Leia ran her spoon along the bottom edge of her bowl, making a scraping sound. It was still full of stew, but she was hardly hungry.
'Perhaps, Father,' she said. 'But I'm afraid so much of the Empire itself is corrupt that bringing any order will be difficult work, indeed.'
Leia changed into a white nightshift, and readied her things for the next day. Father came by as she had just finished tucking herself into bed. He breathed noisily and frightened Fwerp, her pet chimaree (black and sleek, with pale beady eyes), into a trembling bundle behind her neck.
'Hello, Father,' she said, picking Fwerp up and stroking him softly. His trembling abated until she only felt his vibrations of fear through her stomach.
Father looked at Fwerp, huddled pathetically on her chest. 'He does not remember me.'
'He was only a baby then,' Leia said, looking at Fwerp with adoration. 'You can hardly blame him. Most human babies don't remember people they've met.'
Father stretched out his hand. Leia was vaguely aware of a soothing, simple energy brushing her by, and settling onto Fwerp. His fright was gone at once.
'Hey!' Leia said in astonishment, looking at Fwerp, who was dead asleep. 'That's not fair, I didn't get to tell him good night!'
'He will wake when I am gone,' Father said. 'Which will be very shortly. Good night, Leia.'
'Good night, Father,' Leia said fondly. 'I'm glad you're home.'

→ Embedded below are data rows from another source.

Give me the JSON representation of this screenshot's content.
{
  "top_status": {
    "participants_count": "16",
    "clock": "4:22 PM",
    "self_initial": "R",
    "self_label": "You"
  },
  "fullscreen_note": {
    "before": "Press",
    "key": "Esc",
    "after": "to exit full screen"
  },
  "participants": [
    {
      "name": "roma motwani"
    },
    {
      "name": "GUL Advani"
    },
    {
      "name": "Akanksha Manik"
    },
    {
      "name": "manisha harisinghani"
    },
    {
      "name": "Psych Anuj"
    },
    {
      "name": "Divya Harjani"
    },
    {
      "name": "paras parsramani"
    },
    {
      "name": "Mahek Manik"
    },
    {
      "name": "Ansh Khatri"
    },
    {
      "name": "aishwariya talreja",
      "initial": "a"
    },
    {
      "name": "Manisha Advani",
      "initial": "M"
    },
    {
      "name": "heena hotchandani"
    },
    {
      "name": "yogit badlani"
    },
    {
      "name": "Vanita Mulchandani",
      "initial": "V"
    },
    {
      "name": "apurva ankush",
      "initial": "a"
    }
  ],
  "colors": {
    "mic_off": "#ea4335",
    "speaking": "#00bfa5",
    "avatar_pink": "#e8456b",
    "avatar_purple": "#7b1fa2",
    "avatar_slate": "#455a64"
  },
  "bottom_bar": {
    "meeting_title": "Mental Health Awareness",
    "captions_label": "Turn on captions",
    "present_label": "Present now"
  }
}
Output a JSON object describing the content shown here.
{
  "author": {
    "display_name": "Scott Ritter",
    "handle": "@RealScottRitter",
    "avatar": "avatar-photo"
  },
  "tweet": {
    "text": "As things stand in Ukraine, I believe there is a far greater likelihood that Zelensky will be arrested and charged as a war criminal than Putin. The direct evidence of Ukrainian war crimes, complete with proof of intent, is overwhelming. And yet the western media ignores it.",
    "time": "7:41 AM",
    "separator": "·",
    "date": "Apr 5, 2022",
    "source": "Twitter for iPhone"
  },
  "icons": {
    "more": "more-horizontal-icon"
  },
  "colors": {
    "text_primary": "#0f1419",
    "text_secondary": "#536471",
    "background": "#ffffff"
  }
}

Father looked around her room--it had grown far more organised since he'd been home last, with the pink walls finally a practical white, the lace curtains forever banished, and her desk nearly as spartan as his own. Leia sensed his approval, although he only breathed.
'I will be in my study,' he said, and then backed out the door, turning off the light. The door hissed shut behind him.
Leia sighed into the darkness. That was Father's way?he never directly said when something pleased him, unless it had to do with her speeder or his TIE. Still, she she was glad he was home. It had been dull with him gone.
Fwerp breathed steadily on her chest, his little form rising and falling with her own. Leia smiled, and brought him back to her pillow.
All in all, she thought, it hadn't been the worst of days.